> _Task to carry out_
All records, minus the pictures: write them out exactly.

> _Extracted information_
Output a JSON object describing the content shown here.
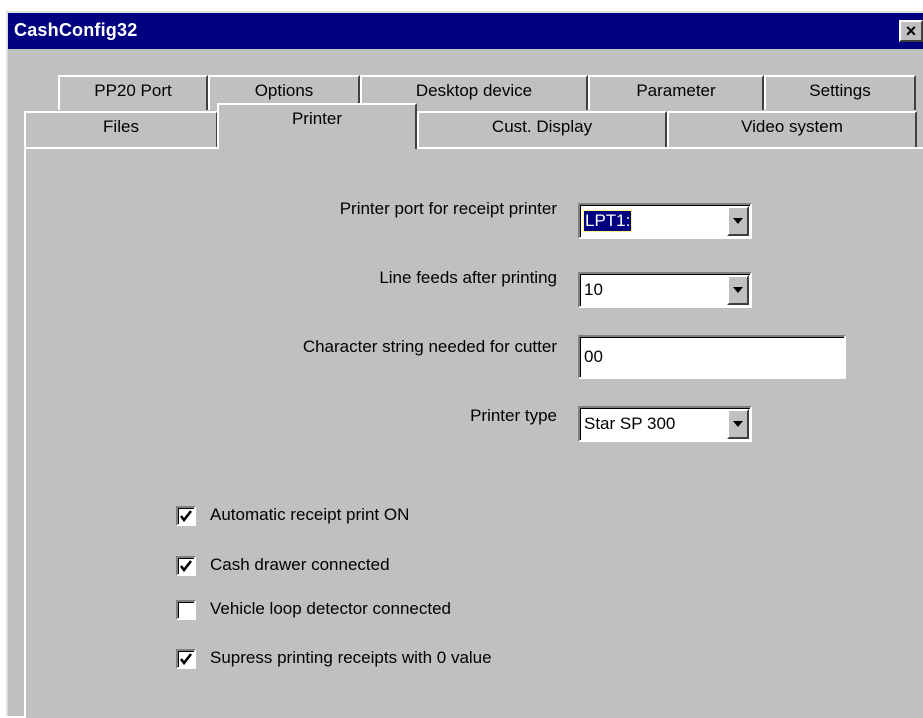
{
  "window": {
    "title": "CashConfig32",
    "close_glyph": "×"
  },
  "tabs": {
    "row_back": [
      "PP20 Port",
      "Options",
      "Desktop device",
      "Parameter",
      "Settings"
    ],
    "row_front": [
      "Files",
      "Printer",
      "Cust. Display",
      "Video system"
    ],
    "active": "Printer"
  },
  "form": {
    "printer_port_label": "Printer port for receipt printer",
    "printer_port_value": "LPT1:",
    "line_feeds_label": "Line feeds after printing",
    "line_feeds_value": "10",
    "cutter_label": "Character string needed for cutter",
    "cutter_value": "00",
    "printer_type_label": "Printer type",
    "printer_type_value": "Star SP 300"
  },
  "checkboxes": [
    {
      "label": "Automatic receipt print ON",
      "checked": true
    },
    {
      "label": "Cash drawer connected",
      "checked": true
    },
    {
      "label": "Vehicle loop detector connected",
      "checked": false
    },
    {
      "label": "Supress printing receipts with 0 value",
      "checked": true
    }
  ],
  "icons": {
    "dropdown": "chevron-down-icon",
    "check": "check-mark-icon"
  },
  "colors": {
    "titlebar": "#000080",
    "face": "#c0c0c0",
    "selection": "#000080"
  }
}
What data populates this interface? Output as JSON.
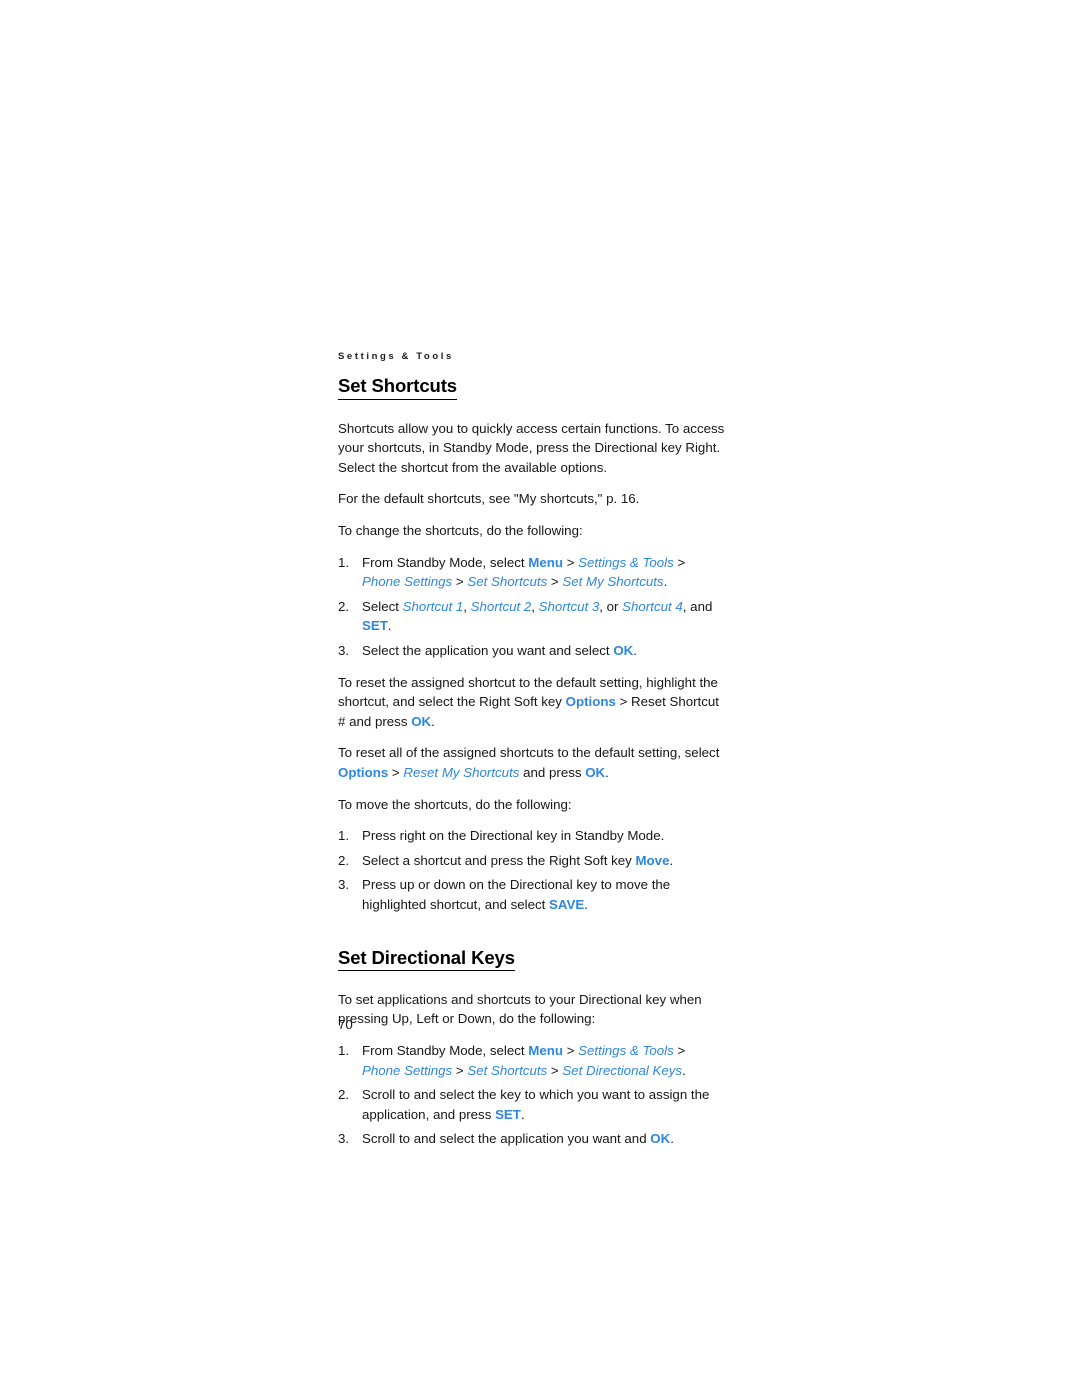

> _Response area_
Output a JSON object describing the content shown here.
{
  "window": {
    "title": "CashConfig32",
    "close_glyph": "×"
  },
  "tabs": {
    "row_back": [
      "PP20 Port",
      "Options",
      "Desktop device",
      "Parameter",
      "Settings"
    ],
    "row_front": [
      "Files",
      "Printer",
      "Cust. Display",
      "Video system"
    ],
    "active": "Printer"
  },
  "form": {
    "printer_port_label": "Printer port for receipt printer",
    "printer_port_value": "LPT1:",
    "line_feeds_label": "Line feeds after printing",
    "line_feeds_value": "10",
    "cutter_label": "Character string needed for cutter",
    "cutter_value": "00",
    "printer_type_label": "Printer type",
    "printer_type_value": "Star SP 300"
  },
  "checkboxes": [
    {
      "label": "Automatic receipt print ON",
      "checked": true
    },
    {
      "label": "Cash drawer connected",
      "checked": true
    },
    {
      "label": "Vehicle loop detector connected",
      "checked": false
    },
    {
      "label": "Supress printing receipts with 0 value",
      "checked": true
    }
  ],
  "icons": {
    "dropdown": "chevron-down-icon",
    "check": "check-mark-icon"
  },
  "colors": {
    "titlebar": "#000080",
    "face": "#c0c0c0",
    "selection": "#000080"
  }
}
What data populates this interface? Output as JSON.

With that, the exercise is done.